When a member of Buffalo State’s rugby team suggested to Johnathan Ciolek that he sign up for the club team, Ciolek, then a freshman, was skeptical.
“I’m a really small guy,” said the junior journalism major. “Even though I wrestled and played soccer in high school, I thought I’d get broken in half.”
However, he decided to give the sport a try.
“I went to their first practice and I’ve been there ever since,” said Ciolek, who now plays scrum half, a position similar to a football quarterback, and helped the team achieve three wins this season.
Ciolek, who grew up in South Buffalo and attended St. Francis High School, said he never envisioned himself playing rugby in 40-degree rainy weather or stepping out of his comfort zone in the myriad other ways he has at Buffalo State.
"Buffalo State has opened me up to want to do so much more.”
Networking On and Off Campus
During his sophomore year, he was hired as a resident adviser in North Wing residence hall, where he enjoyed serving as a sounding board for freshmen getting adjusted to college life. And he joined the Record, the college’s student newspaper, where he’s covered a range of hard news and feature stories that will fill a portfolio he can use when he looks for jobs after graduation.
“I’d definitely recommend getting involved on campus,” Ciolek said. “Your friend group expands so much. Also, networking is a big benefit of joining clubs and organizations. In rugby, there are alumni who have connections and different areas of expertise. And that could help me, too.”
Ciolek’s adventurous spirit has expanded to other activities. He rode a mountain bike for the first time last summer, and he plans to try snowboarding this winter.
“Buffalo State has opened me up to want to do so much more,” he said.
Appreciating His Honors Scholarship
Ciolek, who will be the first person in his family to graduate from college, was a dedicated student in high school, aiming to make his parents and grandmother proud. His grades qualified him for acceptance into the college’s Muriel A. Howard Honors Program, which includes a generous scholarship.
Through the honors program, Ciolek has had the opportunity to take a selection of classes specifically designed for honors students, including Jewelry Making.
“I never imagined I’d take a jewelry-making class,” he said. “I think the honors program offers so much diversity when it comes to classes and interactions. It really helps students grow.”
Having the honors scholarship also inspired Ciolek to apply himself academically. His grade point average hasn’t dropped below 3.5 and is currently at 3.86 overall.
He’s discovered that courses in his major, such as Feature Writing and Media Literacy, have been his favorites.
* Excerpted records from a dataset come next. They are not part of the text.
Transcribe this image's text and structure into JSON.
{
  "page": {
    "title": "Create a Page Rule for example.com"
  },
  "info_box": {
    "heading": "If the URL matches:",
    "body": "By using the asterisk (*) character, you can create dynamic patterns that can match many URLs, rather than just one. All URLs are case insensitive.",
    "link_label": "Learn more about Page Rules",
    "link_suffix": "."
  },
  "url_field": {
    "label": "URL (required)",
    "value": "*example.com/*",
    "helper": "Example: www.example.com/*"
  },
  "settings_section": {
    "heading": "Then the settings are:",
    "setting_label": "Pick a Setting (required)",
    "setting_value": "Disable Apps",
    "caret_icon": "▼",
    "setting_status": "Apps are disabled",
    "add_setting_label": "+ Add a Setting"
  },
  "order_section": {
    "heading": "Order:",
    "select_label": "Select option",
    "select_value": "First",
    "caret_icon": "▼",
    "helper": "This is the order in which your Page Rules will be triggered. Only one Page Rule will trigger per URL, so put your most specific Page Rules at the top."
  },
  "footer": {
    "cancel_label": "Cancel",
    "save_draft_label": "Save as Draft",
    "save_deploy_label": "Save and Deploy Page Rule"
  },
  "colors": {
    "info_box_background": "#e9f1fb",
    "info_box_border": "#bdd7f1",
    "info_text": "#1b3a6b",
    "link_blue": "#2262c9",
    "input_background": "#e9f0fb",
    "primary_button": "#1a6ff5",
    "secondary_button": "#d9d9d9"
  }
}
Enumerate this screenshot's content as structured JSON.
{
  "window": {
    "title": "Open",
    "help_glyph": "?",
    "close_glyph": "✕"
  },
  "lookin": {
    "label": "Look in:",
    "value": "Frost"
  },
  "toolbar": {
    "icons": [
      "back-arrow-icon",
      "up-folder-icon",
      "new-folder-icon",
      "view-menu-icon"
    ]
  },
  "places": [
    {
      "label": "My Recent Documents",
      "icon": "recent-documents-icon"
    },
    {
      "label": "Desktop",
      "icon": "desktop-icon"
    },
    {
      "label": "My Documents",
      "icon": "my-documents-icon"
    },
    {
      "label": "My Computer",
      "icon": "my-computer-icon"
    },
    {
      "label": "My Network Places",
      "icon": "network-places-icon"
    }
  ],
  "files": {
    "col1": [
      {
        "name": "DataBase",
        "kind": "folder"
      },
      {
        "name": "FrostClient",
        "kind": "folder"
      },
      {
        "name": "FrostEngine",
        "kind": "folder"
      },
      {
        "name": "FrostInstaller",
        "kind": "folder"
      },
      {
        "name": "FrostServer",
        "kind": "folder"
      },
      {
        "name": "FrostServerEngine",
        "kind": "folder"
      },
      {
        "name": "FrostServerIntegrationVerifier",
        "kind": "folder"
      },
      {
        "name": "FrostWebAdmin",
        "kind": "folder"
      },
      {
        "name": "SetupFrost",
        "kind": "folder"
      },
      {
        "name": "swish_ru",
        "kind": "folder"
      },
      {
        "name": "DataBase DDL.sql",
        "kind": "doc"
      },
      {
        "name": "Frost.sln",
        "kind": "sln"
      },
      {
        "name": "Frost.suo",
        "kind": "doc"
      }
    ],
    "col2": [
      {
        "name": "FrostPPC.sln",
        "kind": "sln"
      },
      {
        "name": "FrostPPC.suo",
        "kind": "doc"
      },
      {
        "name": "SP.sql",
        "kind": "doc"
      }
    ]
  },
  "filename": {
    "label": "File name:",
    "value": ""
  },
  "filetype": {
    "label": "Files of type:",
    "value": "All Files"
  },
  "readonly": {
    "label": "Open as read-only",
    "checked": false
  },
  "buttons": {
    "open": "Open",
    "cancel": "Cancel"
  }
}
Journalism professors, including Joseph Marren, who also serves as his adviser, have helped him achieve his goals.
“Professor Marren and I connected right away,” Ciolek said, “I feel like he’s been the driving force to make sure I stay on course.”
Marren described Ciolek as a quiet student leader.
“When he was in my class, he did the work and contributed in other ways, such as in discussions, that showed me he could lead,” Marren said. “That impressed me.”
On the Record
Annemarie Franczyk, associate professor of journalism who is the Record adviser, said Ciolek is one of the finest students she’s had in 27 years of teaching at Buffalo State.
“His thoughtful approach to his studies and hard work on his assignments always produced exemplary material that earned A’s in my classes,” Franczyk said. “In fact, I’m using one of his past writing assignments as a model for current students to follow. His writing, whether it is a class assignment or a story for the Record, is mature and a pleasure to read.”
Serving on the Record and on the rugby team also resulted in deeper friendships than Ciolek ever imagined he would find in college. He now shares an off-campus apartment with two of his teammates.
“We’re more than a club sport,” he said. “We’re a family. Through stressors and struggles, the rugby team has been there for me. Honestly, being able to bond with them and embracing rugby culture is one of the best things that’s happened to me.”